[Instructions to follow] A word-for-word copy of the following listing is needed. Leave out its images.
------ The data ------
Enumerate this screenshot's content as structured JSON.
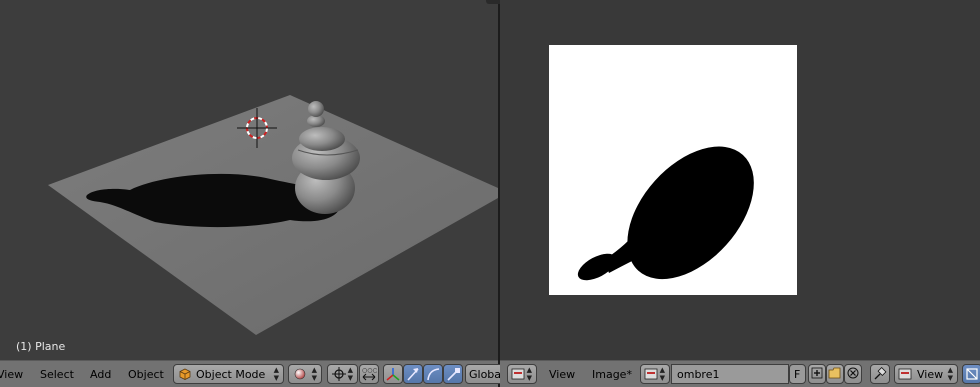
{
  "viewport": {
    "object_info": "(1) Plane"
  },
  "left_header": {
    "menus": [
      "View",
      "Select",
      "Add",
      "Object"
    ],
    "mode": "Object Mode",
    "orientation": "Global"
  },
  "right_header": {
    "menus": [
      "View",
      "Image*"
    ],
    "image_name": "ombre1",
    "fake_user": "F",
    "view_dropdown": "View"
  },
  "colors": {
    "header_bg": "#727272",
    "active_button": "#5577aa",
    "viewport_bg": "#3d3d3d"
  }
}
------
[Reply to the task]
Enumerate this screenshot's content as structured JSON.
{
  "viewport": {
    "object_info": "(1) Plane"
  },
  "left_header": {
    "menus": [
      "View",
      "Select",
      "Add",
      "Object"
    ],
    "mode": "Object Mode",
    "orientation": "Global"
  },
  "right_header": {
    "menus": [
      "View",
      "Image*"
    ],
    "image_name": "ombre1",
    "fake_user": "F",
    "view_dropdown": "View"
  },
  "colors": {
    "header_bg": "#727272",
    "active_button": "#5577aa",
    "viewport_bg": "#3d3d3d"
  }
}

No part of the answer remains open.